AIM OF THE EXERCISE -
If a line in the records below includes the word "access", count it, then give the total and nothing else.

Items from an interface collection
======

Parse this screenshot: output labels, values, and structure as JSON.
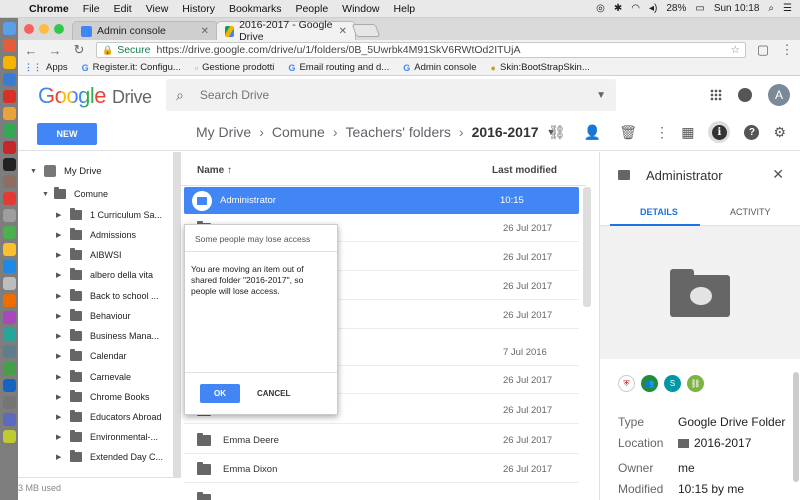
{
  "menubar": {
    "app": "Chrome",
    "items": [
      "File",
      "Edit",
      "View",
      "History",
      "Bookmarks",
      "People",
      "Window",
      "Help"
    ],
    "battery": "28%",
    "clock": "Sun 10:18"
  },
  "tabs": [
    {
      "label": "Admin console"
    },
    {
      "label": "2016-2017 - Google Drive"
    }
  ],
  "address": {
    "secure_label": "Secure",
    "url": "https://drive.google.com/drive/u/1/folders/0B_5Uwrbk4M91SkV6RWtOd2ITUjA"
  },
  "bookmarks": [
    {
      "label": "Apps"
    },
    {
      "label": "Register.it: Configu..."
    },
    {
      "label": "Gestione prodotti"
    },
    {
      "label": "Email routing and d..."
    },
    {
      "label": "Admin console"
    },
    {
      "label": "Skin:BootStrapSkin..."
    }
  ],
  "header": {
    "logo_text": "Google",
    "product": "Drive",
    "search_placeholder": "Search Drive",
    "avatar_letter": "A"
  },
  "toolbar": {
    "new_label": "NEW",
    "breadcrumb": [
      "My Drive",
      "Comune",
      "Teachers' folders",
      "2016-2017"
    ]
  },
  "sidebar": {
    "root": "My Drive",
    "parent": "Comune",
    "children": [
      "1 Curriculum Sa...",
      "Admissions",
      "AIBWSI",
      "albero della vita",
      "Back to school ...",
      "Behaviour",
      "Business Mana...",
      "Calendar",
      "Carnevale",
      "Chrome Books",
      "Educators Abroad",
      "Environmental-...",
      "Extended Day C..."
    ],
    "storage": "3 MB used"
  },
  "filelist": {
    "col_name": "Name",
    "col_modified": "Last modified",
    "rows": [
      {
        "name": "Administrator",
        "modified": "10:15"
      },
      {
        "name": "",
        "modified": "26 Jul 2017"
      },
      {
        "name": "",
        "modified": "26 Jul 2017"
      },
      {
        "name": "",
        "modified": "26 Jul 2017"
      },
      {
        "name": "",
        "modified": "26 Jul 2017"
      },
      {
        "name": "",
        "modified": "7 Jul 2016"
      },
      {
        "name": "",
        "modified": "26 Jul 2017"
      },
      {
        "name": "",
        "modified": "26 Jul 2017"
      },
      {
        "name": "Emma Deere",
        "modified": "26 Jul 2017"
      },
      {
        "name": "Emma Dixon",
        "modified": "26 Jul 2017"
      }
    ]
  },
  "dialog": {
    "title": "Some people may lose access",
    "body": "You are moving an item out of shared folder \"2016-2017\", so people will lose access.",
    "ok": "OK",
    "cancel": "CANCEL"
  },
  "details": {
    "title": "Administrator",
    "tab_details": "DETAILS",
    "tab_activity": "ACTIVITY",
    "avatar_s": "S",
    "props": [
      {
        "key": "Type",
        "value": "Google Drive Folder"
      },
      {
        "key": "Location",
        "value": "2016-2017"
      },
      {
        "key": "Owner",
        "value": "me"
      },
      {
        "key": "Modified",
        "value": "10:15 by me"
      }
    ]
  },
  "colors": {
    "accent": "#4285f4",
    "selected_row": "#4285f4",
    "avatar_green": "#1e8e3e",
    "avatar_teal": "#0097a7"
  }
}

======

EXERCISE SOLUTION -
2